Estimated Reading Time: 2 minutes, 43 seconds

It can be hard to stick with something you want to do but don’t think you have time for. Similar to an exercise routine or a cleaning regimen at home, we often start with good intentions but quickly veer off the path. The same is true when it comes to giving back.

Avoid the start-stop cycle with these five simple steps to choose the right volunteer opportunity for you:


People volunteer for all different kinds of reasons — to get to know their community, to have an impact, to gain new skills, to help the environment, guilt, as therapy, for religious reasons. Whatever your motivation, identifying ‘why’ you want to volunteer is a critical step. Write it down in your planner or on your phone to remind yourself what got you started down this path in the first place.


Do you want to volunteer alone? With your family or a few friends? Should you give back to your community alongside your neighbors or co-workers? Deciding the ‘who’ may not seem important, but it can make or break your experience. So choose wisely.

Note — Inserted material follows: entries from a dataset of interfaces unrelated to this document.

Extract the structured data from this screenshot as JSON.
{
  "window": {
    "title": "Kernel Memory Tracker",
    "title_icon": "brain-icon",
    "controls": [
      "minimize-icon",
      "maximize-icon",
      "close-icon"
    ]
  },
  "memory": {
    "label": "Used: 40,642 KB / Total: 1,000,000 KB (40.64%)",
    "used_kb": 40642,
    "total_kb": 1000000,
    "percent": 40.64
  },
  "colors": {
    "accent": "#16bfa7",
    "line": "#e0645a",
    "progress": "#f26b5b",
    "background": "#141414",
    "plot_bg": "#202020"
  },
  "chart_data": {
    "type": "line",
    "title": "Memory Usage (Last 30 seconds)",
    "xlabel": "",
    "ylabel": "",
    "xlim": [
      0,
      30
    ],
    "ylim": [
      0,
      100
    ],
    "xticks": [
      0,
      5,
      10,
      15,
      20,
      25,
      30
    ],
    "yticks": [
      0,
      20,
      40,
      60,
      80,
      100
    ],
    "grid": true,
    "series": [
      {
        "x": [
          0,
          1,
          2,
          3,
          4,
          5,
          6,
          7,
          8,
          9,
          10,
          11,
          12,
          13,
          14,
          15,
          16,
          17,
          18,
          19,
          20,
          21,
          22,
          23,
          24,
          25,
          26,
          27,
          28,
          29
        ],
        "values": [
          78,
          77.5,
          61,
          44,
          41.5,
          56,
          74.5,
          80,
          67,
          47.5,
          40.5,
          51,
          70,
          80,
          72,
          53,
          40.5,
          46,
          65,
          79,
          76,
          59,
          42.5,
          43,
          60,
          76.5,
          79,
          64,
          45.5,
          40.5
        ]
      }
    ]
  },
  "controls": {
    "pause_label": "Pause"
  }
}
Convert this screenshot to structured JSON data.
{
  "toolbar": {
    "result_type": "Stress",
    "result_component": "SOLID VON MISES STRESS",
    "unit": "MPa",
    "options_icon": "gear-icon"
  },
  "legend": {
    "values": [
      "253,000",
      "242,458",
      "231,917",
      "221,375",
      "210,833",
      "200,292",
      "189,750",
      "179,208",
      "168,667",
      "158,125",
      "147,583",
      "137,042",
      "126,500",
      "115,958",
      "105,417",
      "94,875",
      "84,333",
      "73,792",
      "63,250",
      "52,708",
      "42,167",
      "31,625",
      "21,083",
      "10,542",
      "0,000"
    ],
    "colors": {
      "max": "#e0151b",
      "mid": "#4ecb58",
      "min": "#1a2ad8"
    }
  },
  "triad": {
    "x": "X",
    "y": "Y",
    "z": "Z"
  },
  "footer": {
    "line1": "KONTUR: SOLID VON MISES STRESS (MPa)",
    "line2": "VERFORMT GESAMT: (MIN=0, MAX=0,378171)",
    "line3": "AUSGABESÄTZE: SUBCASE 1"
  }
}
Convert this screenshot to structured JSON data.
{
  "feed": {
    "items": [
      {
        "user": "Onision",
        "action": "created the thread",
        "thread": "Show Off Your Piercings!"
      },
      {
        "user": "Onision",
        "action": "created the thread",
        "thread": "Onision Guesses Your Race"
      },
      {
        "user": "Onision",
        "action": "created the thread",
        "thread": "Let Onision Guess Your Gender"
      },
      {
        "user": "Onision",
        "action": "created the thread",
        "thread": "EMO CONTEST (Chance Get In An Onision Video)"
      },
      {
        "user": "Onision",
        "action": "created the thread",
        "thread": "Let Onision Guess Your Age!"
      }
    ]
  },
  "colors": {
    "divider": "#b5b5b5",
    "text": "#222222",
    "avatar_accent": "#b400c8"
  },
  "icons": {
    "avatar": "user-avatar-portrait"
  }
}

And don’t be afraid to change course if the group isn’t working for you.


This is the toughest step for most people. There are so many ways to give back that it can be hard to pick a volunteer opportunity that fits your life and goals. Start by writing down a few broad categories you’re passionate about, such as helping animals, feeding the homeless, enhancing your neighborhood or working with senior citizens. From there, drill down into more specific activities you could do to support those causes: walking dogs at a local animal shelter, delivering meals to elderly people who are homebound or picking up trash at your neighborhood park. The more specific you can be, the better. The best way to volunteer is to match your passions and personality.


Now that you have a better idea of the ‘what,’ it’s time to get detailed about the ‘where’. Get recommendations from friends or neighbors about organizations they love. Visit one of the many volunteer matching websites available for both local and national charities. Research an organization you’re interested in and follow their application guidelines.

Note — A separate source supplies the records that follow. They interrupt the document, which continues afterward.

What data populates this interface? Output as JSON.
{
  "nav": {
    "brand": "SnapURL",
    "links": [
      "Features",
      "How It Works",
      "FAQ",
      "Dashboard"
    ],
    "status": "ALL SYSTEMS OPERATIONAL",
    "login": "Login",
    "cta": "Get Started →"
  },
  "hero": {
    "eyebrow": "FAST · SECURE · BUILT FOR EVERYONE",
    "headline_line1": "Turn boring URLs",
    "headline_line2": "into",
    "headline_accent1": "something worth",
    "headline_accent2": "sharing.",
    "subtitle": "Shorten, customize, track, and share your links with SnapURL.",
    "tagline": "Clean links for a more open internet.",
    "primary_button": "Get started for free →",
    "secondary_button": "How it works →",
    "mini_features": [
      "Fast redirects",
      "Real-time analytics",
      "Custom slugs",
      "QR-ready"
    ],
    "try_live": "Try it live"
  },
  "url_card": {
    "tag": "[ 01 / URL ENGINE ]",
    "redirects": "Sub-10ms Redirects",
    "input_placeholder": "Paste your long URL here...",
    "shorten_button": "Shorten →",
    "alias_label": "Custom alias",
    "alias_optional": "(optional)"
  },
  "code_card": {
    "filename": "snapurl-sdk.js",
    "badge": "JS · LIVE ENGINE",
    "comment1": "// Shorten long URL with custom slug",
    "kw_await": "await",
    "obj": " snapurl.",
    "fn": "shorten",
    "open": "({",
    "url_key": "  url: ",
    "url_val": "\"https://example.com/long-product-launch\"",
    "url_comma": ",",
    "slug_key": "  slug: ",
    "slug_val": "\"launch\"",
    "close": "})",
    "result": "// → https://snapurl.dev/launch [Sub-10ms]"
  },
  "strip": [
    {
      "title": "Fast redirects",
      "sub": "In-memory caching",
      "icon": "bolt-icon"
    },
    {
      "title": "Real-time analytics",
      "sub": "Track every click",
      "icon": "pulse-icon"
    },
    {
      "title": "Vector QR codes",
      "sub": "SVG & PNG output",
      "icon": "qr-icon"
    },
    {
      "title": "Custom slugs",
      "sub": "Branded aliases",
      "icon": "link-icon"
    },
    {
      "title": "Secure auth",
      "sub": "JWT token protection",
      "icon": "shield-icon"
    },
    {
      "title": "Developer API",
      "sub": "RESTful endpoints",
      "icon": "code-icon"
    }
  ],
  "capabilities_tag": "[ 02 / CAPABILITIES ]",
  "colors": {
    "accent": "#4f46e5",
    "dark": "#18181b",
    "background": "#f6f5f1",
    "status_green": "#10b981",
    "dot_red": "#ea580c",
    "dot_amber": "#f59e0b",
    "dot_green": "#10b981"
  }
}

If you have kids at home or don’t have access to easy transportation, explore the many ways you can volunteer from your home, such as making fundraising phone calls for a local homeless shelter or writing educational materials about bee-friendly gardening. Pick an organization and a location that works best for you.


Efficiency is good in life and work. So it makes sense that being an efficient volunteer is a winning proposition. Be very honest with yourself about how much time you can dedicate to volunteering. Start small — both in project size and time commitment, for example, shoveling snow for an elderly neighbor — then work your way up. Think about the days and times during the week that work best you, and make sure the volunteer opportunities you pursue align with that timing.

As with a job or a personal endeavor, it’s most important to do your research, honor your commitments, be professional and respectful, and bring compassion and flexibility to your volunteerism. Think about what’s best for others and the organization you’re working with, and the rest will fall into place.

If you liked this article, try these:

Lend a helping hand
Community plus career